Students Assemble 1,000 Health Kits For Philippines Relief

Dec 9, 2013

by Cary McMullen | Publications Editor

The Fannin Campus Ministries Center was a beehive of activity on Dec. 5, as students swarmed over tables laden with towels, soap, combs, and Band-Aids. In assembly-line fashion, more than 75 students worked for an intense hour on a project to make life a little easier for afflicted people half a world away.

Student Government Association and the Chaplain’s office collaborated to sponsor the project, in which the students assembled health kits to be sent to the victims of Typhoon Haiyan in the Philippines. About 1,000 kits were assembled, and they will be sent to the United Methodist Committee on Relief (UMCOR), the disaster relief agency of the United Methodist Church.

Each kit contained a wash cloth, a hand towel, a small bar of soap, a comb, a set of fingernail clippers, bandages, and a toothbrush, a standard set of items recommended by UMCOR. In addition, one dollar was included in each kit for the recipients to use to purchase toothpaste and shampoo.

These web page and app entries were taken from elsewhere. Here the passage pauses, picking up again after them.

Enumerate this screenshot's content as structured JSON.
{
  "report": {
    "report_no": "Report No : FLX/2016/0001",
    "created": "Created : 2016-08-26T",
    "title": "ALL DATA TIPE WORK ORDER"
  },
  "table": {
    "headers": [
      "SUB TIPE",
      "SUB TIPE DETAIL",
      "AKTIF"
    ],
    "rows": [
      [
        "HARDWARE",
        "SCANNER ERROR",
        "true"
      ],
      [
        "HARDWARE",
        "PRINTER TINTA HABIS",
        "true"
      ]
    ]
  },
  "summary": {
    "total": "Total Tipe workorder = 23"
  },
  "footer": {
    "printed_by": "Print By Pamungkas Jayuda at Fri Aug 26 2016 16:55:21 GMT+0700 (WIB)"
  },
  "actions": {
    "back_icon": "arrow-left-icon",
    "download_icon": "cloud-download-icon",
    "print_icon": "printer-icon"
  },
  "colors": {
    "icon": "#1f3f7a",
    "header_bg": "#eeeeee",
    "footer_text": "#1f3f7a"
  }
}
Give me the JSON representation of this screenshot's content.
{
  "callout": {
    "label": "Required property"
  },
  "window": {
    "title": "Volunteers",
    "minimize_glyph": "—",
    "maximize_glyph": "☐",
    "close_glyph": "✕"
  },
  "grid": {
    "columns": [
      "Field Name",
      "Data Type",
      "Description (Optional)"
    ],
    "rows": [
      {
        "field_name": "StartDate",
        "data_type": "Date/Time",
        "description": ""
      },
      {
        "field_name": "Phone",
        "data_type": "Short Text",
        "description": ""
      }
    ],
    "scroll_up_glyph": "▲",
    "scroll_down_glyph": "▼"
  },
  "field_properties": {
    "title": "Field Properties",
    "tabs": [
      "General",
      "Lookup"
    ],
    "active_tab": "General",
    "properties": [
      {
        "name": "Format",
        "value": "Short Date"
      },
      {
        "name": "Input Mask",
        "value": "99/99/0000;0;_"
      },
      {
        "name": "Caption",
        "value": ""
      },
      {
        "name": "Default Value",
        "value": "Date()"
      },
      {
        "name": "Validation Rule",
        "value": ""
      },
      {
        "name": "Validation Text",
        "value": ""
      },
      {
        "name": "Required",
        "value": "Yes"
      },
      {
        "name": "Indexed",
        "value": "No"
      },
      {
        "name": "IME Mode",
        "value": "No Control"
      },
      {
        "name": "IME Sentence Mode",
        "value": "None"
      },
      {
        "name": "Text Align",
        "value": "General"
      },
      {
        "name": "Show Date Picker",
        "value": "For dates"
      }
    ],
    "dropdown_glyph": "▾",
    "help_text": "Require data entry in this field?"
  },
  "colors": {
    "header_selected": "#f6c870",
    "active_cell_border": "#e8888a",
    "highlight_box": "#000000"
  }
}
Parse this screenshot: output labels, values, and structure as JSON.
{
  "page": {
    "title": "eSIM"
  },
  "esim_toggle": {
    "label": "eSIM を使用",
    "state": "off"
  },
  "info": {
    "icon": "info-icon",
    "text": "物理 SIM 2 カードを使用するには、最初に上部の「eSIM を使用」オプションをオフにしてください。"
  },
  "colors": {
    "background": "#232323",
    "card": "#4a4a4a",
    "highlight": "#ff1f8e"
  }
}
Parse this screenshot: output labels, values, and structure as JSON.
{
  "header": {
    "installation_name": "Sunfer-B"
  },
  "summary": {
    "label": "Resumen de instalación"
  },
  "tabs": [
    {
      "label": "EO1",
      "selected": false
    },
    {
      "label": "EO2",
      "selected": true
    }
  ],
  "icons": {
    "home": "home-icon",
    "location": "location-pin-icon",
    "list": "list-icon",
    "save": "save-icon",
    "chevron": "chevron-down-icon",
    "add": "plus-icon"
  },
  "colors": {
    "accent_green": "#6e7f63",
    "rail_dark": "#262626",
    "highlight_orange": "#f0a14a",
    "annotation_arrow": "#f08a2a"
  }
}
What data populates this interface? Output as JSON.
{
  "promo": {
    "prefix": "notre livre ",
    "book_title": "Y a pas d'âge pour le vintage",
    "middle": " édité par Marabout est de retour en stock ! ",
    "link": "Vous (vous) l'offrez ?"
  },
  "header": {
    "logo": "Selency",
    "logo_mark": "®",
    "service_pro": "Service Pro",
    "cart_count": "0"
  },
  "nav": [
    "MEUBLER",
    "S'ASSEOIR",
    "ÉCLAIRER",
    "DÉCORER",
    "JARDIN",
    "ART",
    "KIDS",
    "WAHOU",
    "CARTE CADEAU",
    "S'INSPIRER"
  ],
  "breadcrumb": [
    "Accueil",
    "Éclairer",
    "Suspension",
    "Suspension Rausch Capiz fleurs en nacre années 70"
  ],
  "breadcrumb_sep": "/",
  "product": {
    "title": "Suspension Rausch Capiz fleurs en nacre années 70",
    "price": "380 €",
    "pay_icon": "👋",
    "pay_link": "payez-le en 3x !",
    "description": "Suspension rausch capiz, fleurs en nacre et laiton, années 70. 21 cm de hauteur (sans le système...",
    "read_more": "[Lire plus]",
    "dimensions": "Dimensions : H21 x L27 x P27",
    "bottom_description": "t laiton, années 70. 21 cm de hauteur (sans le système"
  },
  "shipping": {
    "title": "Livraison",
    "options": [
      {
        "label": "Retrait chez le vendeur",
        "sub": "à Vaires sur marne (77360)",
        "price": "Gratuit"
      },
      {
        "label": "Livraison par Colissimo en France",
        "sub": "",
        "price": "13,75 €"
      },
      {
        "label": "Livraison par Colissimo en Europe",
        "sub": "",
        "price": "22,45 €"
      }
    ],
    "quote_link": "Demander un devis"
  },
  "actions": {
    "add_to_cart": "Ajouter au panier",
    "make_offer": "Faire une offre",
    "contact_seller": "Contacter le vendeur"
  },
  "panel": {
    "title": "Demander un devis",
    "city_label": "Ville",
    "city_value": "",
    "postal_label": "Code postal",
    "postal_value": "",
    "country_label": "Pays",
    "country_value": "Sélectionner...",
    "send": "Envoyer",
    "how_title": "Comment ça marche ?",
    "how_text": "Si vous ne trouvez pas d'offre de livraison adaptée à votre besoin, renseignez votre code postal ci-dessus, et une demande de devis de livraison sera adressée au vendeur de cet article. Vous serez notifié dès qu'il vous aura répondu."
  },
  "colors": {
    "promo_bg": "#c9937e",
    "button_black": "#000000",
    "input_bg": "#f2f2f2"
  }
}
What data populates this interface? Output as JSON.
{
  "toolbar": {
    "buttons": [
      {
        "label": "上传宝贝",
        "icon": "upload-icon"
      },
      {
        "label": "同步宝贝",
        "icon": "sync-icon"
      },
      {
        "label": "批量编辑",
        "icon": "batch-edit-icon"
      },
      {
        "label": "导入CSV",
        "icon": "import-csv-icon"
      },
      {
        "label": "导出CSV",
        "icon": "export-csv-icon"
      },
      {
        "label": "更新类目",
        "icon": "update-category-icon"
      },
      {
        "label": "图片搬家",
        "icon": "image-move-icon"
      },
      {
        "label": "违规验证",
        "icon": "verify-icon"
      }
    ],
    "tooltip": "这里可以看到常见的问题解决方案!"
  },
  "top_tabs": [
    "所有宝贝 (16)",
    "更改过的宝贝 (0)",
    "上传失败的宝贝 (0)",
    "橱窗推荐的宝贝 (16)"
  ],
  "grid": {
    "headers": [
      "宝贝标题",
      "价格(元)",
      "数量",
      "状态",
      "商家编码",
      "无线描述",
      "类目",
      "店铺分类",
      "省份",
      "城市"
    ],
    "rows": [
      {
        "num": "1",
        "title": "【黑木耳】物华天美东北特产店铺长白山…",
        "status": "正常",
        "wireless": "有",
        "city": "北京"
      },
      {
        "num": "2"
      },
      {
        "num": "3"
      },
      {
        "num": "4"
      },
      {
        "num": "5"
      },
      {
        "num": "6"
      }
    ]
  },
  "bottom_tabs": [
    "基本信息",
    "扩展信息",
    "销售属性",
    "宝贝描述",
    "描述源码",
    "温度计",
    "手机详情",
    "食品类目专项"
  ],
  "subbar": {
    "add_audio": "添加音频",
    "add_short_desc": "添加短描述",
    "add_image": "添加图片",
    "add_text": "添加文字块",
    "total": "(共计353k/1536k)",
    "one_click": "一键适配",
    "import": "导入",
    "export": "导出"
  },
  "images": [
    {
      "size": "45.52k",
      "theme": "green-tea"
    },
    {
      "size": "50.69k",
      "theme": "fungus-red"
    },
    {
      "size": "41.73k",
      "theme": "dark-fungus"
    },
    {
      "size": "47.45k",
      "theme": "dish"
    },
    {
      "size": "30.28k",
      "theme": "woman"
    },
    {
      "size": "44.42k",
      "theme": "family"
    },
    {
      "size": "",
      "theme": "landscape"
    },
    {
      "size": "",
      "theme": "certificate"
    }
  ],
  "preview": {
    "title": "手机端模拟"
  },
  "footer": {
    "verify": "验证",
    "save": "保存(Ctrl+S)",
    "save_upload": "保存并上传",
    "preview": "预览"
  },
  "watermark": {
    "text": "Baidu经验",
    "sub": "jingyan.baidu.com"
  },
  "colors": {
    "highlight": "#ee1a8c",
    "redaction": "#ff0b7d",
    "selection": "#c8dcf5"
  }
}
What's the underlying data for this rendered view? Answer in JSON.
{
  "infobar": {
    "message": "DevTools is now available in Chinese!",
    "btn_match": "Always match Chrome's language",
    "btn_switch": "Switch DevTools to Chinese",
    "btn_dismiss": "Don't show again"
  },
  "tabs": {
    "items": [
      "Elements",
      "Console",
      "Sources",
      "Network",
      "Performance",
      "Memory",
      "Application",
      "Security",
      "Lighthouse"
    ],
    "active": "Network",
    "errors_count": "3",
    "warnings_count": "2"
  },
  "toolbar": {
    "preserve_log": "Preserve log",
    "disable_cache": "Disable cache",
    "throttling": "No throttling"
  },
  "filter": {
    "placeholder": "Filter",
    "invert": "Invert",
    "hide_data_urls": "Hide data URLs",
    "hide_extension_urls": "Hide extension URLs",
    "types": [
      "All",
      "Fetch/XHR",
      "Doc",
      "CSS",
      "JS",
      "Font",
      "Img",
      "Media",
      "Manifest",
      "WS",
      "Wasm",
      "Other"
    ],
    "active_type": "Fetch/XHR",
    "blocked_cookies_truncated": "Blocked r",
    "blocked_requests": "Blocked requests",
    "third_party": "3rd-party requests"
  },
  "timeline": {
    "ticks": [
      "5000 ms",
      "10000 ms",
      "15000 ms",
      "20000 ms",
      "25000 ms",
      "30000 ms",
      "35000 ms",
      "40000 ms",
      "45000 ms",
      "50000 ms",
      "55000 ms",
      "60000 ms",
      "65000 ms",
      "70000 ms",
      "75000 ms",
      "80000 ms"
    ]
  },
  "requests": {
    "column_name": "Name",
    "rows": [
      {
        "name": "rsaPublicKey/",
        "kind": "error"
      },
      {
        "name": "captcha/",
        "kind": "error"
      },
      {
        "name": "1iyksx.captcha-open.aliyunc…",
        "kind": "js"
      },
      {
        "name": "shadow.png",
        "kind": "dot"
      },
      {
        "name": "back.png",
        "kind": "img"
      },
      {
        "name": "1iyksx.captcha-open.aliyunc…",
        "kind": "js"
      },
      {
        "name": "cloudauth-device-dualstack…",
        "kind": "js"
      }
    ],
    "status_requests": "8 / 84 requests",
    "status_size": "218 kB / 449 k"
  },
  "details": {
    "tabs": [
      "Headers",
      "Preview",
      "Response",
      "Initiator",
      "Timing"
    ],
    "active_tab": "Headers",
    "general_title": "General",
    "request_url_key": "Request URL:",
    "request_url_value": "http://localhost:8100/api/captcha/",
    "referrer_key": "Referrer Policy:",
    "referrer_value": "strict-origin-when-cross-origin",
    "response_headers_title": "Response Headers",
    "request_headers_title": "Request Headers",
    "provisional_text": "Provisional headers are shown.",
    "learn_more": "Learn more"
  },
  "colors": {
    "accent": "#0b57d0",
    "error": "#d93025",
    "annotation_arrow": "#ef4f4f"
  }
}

Students were shown how to assemble the items, using the hand towel to wrap them up, and then place the kit in a large resealable plastic bag. Each kit cost about $5, and the Chaplain’s office purchased the materials. SGA is paying for them to be shipped.

“We did this when the earthquake hit Haiti in 2010,” said Mike Crawford, assistant dean of student development. “When the hurricane hit the Philippines, we decided we needed to step up and do something again.”

Allee Willcox, president of the Wesley Fellowship, said the nature of the disaster struck close to home.

“For me, living in Florida, I know the damage a hurricane can cause. We know what it’s like to have something come through that we have no control over,” she said. “Everyone at Florida Southern is very service-minded. People are going to take the opportunity to help.”

The large turnout pleasantly surprised the organizers of the project. In addition to SGA and campus ministry organizations, the Multicultural Student Council, Greeks and athletic teams came out to assemble the kits.

“I’m really happy with the turnout,” said SGA President Jared Goodwin. “I definitely think the disaster was notable. Social media does a lot of good to help the awareness.”

As the supplies dwindled, the Rev. Tim Wright, FSC chaplain, directed students to the stacks of pizza in the Fannin Center kitchen.

“You guys rock!” he said. “You made a big difference in the lives of people who are really hurting right now.”